All wild meat should be cooked thoroughly, for wild animals contain parasites that can get into your system, this includes insects, even small ones. Insects may be roasted and ground to a powder an mixed in a stew with other edibles. This is more palatable in most cases. This is also practical whenever you have several small things to eat, to make a stew and drink the broth and whatever is cooked in it. In some cases you can even strain out the solids and drink the broth for nutritional value. Most insects are high in nutritional content, like grasshoppers. Grubs are high in fat and nutrition.

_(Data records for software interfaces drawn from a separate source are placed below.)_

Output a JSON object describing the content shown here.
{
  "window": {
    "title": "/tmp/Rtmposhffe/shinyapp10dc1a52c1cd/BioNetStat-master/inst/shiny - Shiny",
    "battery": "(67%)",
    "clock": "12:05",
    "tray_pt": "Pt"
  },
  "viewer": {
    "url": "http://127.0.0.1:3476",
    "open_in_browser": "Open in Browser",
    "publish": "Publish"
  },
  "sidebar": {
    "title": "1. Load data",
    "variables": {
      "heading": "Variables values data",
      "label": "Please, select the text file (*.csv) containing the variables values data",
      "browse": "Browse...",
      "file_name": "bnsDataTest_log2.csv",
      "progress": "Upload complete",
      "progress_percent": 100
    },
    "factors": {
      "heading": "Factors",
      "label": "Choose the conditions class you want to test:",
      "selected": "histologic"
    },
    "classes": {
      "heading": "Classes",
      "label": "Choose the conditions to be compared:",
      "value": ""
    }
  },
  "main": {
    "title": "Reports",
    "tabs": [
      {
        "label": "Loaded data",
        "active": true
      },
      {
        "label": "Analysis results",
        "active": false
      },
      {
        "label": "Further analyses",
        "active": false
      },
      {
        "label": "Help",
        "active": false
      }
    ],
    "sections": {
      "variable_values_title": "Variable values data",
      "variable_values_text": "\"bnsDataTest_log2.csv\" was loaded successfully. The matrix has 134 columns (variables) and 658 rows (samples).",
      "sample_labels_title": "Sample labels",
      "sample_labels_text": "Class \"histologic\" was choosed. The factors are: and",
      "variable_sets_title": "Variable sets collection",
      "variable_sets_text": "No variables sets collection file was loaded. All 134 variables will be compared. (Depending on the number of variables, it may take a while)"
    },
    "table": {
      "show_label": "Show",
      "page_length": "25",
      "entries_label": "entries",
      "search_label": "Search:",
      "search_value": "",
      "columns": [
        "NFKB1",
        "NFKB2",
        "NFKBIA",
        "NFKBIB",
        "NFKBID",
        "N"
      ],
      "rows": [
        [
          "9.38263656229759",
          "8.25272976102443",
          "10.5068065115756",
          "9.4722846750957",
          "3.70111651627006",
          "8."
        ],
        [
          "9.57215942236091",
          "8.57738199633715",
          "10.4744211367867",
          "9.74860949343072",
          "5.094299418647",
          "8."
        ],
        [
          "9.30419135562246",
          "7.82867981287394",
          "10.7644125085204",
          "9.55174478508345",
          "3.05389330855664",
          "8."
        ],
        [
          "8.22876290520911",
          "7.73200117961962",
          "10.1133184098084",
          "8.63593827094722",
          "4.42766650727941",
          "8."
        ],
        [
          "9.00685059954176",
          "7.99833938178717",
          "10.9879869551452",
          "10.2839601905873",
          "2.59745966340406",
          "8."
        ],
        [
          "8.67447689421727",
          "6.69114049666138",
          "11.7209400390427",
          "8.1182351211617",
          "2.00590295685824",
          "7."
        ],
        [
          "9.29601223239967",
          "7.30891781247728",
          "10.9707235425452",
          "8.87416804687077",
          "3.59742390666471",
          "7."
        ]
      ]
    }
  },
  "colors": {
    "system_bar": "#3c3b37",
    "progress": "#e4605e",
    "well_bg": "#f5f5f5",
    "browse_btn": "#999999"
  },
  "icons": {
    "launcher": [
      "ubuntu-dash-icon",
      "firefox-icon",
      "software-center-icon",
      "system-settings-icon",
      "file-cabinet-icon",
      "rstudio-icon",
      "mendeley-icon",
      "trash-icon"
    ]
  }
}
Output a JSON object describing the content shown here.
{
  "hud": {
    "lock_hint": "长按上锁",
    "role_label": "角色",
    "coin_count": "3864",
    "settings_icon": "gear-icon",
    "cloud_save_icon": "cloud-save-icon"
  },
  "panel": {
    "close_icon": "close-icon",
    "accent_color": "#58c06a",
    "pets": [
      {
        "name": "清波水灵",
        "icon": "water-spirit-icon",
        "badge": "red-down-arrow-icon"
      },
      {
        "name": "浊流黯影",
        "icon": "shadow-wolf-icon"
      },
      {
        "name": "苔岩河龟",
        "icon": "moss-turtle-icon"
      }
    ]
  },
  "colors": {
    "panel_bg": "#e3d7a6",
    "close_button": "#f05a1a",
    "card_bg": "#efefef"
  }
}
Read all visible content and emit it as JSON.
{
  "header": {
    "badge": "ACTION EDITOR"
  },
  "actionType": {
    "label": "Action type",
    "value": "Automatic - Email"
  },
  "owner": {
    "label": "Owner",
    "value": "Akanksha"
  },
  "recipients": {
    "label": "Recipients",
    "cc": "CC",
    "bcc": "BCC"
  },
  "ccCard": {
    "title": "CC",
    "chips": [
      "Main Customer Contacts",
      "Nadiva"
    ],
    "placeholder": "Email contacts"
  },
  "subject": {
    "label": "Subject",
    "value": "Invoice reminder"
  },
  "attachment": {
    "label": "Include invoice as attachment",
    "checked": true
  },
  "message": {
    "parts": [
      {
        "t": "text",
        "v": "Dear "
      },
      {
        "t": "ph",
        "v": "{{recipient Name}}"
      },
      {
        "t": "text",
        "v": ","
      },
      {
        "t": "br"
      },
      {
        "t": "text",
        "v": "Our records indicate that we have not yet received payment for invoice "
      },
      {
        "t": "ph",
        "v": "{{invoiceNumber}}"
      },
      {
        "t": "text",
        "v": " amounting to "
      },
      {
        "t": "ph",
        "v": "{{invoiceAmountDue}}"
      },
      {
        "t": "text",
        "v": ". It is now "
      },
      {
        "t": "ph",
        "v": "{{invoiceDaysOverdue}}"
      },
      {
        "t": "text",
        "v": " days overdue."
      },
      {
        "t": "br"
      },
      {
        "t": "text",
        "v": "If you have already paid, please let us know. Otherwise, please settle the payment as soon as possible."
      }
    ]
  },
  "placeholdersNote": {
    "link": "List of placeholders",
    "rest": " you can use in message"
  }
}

One thing to keep in mind in hunting any animal you are going to eat is to never expend more energy in capturing it than it is going to give back to you upon consumption. Observe when insects are least active, if they are a type of insect that is particularly active, like a grasshopper. Grasshoppers crawl to the top of grass blades during the night and become very dormant and still, They are most easily captured in the early morning, while still dormant and smacked with a twig and gathered into a basket or pocket. I have read that Indians would drive the grasshoppers across a field to another group of Indians waiting with dried grass in a row across a field that they would light and roast them on the spot. I have not tested this, so I don't know how practical it would be or if it even works.

Benjamin Pressley